"It's kind of low to the ground, small, 4-cylinder engine. So, it's got some pickup," says Marc.
But recently, Marc is the one who needed to be picked up after his alternator and battery died. Luckily, he has emergency roadside assistance, not through a motor club like AAA or Allstate, but attached to his actual auto insurance policy.
"It was offered as one of the options on the website," says Marc.
Phil Reed with Edmunds.com says roadside service plans are exploding in popularity. So it's no wonder that some of the largest auto insurers out there are now hopping into the driver's seat.
"Companies are trying to distinguish themselves by offering perks to drivers," says Reed.
Basic perks like towing and lockout services, tire changes, and gas delivery. The insurance industry says these new plans are offered at a fraction of the cost of traditional motor clubs.
"Usually running anywhere from about $6 to about $20 a year," says Loretta Worters with Insurance Information Institute.
Marc pays about a dollar a month for his plan with Progressive and thinks it's a great deal.
But Worters says ask questions if you sign up for a service. Some insurers actually keep track of how many roadside claims you file per year!
Worters adds, "If you have a number of car accidents or speeding tickets, then this may be one more factor that could add to the premiums for your car insurance."
We spoke with five of the top auto insurers: Progressive, Allstate, Farmer's Insurance, State Farm and Nationwide. Four of them offer safety service: Progressive, Allstate, Farmer's Insurance and State Farm. Two confirm that they do consider roadside claims a risk: State Farm and Farmer's Insurance.
"Usually if you've had three or more claims in one year a company will often re-evaluate whether you have higher risks," Worters explains.

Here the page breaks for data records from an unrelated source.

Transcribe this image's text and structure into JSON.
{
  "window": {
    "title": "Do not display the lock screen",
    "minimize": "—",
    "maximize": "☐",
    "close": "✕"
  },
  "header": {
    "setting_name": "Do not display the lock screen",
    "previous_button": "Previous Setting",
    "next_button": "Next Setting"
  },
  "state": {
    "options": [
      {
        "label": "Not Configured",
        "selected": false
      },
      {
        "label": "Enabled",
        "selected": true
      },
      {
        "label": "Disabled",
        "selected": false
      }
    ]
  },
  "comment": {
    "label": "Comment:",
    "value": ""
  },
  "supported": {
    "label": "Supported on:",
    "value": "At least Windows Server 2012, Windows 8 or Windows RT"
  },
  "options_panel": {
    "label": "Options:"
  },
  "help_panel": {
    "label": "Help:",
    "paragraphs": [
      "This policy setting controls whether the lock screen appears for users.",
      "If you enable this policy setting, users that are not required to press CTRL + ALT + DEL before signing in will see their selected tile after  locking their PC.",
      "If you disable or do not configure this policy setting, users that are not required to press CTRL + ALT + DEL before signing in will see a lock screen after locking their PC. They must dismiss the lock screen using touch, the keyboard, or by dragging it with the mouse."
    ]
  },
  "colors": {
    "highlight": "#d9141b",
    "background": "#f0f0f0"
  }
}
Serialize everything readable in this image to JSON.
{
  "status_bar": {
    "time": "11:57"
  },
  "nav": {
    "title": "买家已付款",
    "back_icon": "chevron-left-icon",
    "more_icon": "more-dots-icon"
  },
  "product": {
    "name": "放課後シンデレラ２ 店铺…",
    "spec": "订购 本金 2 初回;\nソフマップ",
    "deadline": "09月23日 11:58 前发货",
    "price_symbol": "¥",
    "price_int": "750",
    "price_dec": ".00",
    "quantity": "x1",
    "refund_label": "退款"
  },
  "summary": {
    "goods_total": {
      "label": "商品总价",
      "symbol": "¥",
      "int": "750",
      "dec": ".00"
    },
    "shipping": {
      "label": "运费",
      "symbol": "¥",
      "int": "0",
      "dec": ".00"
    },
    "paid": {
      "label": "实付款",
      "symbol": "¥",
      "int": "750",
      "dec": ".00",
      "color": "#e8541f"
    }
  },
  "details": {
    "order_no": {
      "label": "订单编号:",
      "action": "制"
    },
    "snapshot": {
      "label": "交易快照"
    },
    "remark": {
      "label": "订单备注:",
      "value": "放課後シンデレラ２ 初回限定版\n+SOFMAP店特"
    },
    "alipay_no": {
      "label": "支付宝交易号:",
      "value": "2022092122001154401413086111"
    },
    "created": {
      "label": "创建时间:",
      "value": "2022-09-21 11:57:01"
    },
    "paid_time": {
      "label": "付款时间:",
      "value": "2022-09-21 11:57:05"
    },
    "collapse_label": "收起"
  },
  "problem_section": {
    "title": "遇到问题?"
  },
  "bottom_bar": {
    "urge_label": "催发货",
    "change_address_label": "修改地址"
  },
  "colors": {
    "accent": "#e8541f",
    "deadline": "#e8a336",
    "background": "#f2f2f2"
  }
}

On the flip side, motor clubs are not tied to your insurance...so they won't affect your rates. Most also provide a wider range of services.

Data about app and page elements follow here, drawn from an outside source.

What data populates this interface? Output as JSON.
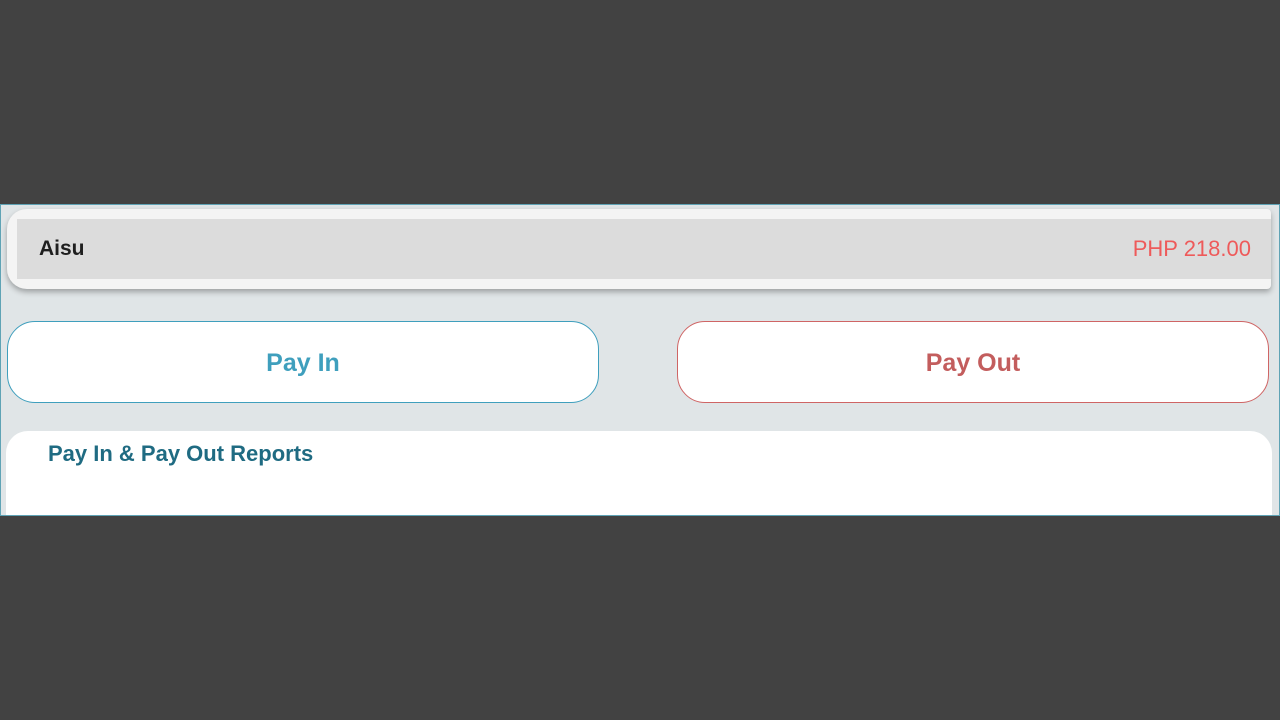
{
  "account": {
    "name": "Aisu",
    "balance": "PHP 218.00"
  },
  "actions": {
    "pay_in_label": "Pay In",
    "pay_out_label": "Pay Out"
  },
  "reports": {
    "title": "Pay In & Pay Out Reports"
  },
  "colors": {
    "pay_in_accent": "#3f9fbd",
    "pay_out_accent": "#c35d5d",
    "balance": "#ee5a5a",
    "reports_title": "#1f6b82",
    "panel_background": "#e0e5e7"
  }
}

"Many people will say, you know, you use AAA once for a hotel and it's paid for itself," says Reed.
So how do you know which program is right for you? Reed says it's really about personal preference.
"It's a good idea to look back over your driving history. What situations have occurred and what do you want to prevent?," says Reed.
As for Marc, he hasn't hit any more bumps in the road. But says he's happy his insurer is one that doesn't keep count!
"It was real helpful that one time that I needed it," says Marc.
If you're going to add an emergency service plan to your policy...ask whether your insurer considers roadside claims a risk factor. It could end up saving you some cash in the end!